▶ **Data for processing**
^^^^^^^^

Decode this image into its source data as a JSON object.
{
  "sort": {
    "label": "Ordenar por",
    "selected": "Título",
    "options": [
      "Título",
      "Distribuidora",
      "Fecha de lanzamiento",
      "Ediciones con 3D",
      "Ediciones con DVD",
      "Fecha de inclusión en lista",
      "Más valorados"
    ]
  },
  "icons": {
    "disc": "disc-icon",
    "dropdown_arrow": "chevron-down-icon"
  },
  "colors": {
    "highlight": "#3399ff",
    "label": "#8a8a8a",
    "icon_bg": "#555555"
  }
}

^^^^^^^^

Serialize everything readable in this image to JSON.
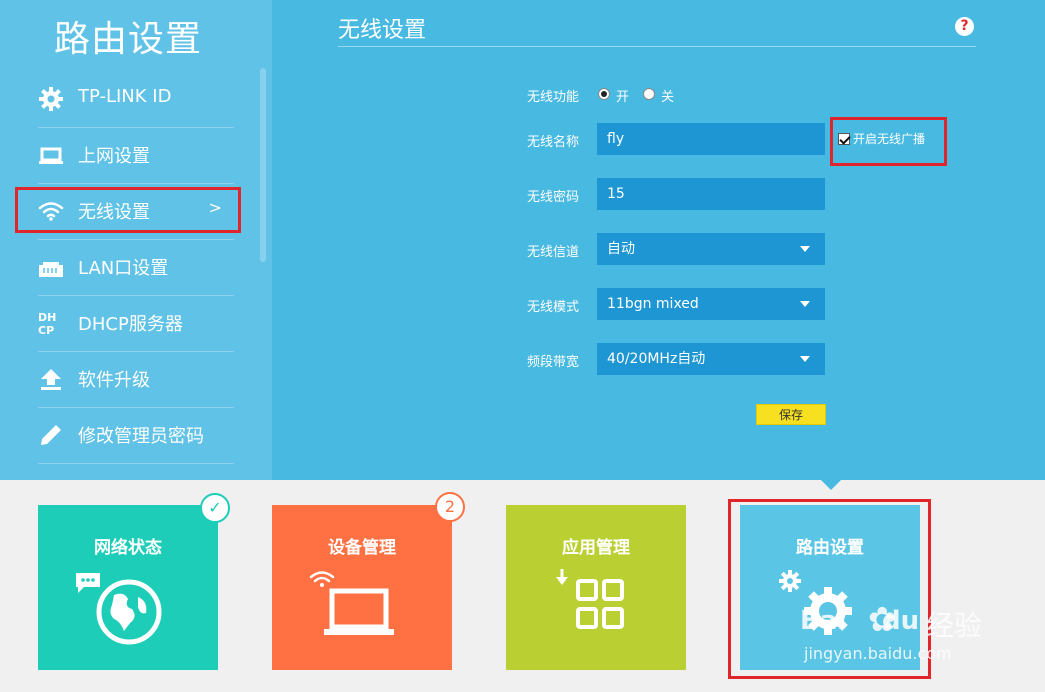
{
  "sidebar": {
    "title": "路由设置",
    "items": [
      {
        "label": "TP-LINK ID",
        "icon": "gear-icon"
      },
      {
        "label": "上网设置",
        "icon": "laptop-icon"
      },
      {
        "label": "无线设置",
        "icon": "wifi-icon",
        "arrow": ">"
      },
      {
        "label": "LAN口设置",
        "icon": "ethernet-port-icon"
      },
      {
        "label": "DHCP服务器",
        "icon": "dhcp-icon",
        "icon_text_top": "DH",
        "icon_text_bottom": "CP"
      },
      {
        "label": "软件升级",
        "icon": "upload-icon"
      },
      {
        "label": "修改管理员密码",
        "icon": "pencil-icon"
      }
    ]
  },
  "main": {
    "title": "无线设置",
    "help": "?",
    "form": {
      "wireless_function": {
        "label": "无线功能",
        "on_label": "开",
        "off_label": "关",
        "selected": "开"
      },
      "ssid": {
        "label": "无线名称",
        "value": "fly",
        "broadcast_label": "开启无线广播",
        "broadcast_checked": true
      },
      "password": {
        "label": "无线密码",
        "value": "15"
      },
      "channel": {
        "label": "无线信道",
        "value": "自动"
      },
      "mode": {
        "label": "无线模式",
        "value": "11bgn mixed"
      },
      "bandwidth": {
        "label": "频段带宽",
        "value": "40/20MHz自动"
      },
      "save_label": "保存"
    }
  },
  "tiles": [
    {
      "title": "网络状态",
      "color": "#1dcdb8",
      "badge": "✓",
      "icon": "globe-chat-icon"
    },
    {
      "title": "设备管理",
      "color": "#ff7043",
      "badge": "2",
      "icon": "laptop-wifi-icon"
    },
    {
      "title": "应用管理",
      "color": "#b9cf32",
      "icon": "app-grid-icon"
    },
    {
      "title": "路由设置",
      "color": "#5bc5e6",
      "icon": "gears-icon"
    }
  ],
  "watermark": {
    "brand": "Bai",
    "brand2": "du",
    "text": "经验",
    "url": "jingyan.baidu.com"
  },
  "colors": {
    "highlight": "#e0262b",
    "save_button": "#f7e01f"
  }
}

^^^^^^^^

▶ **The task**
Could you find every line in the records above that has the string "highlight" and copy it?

▶ **Result for this exercise**
    "highlight": "#3399ff",
    "highlight": "#e0262b",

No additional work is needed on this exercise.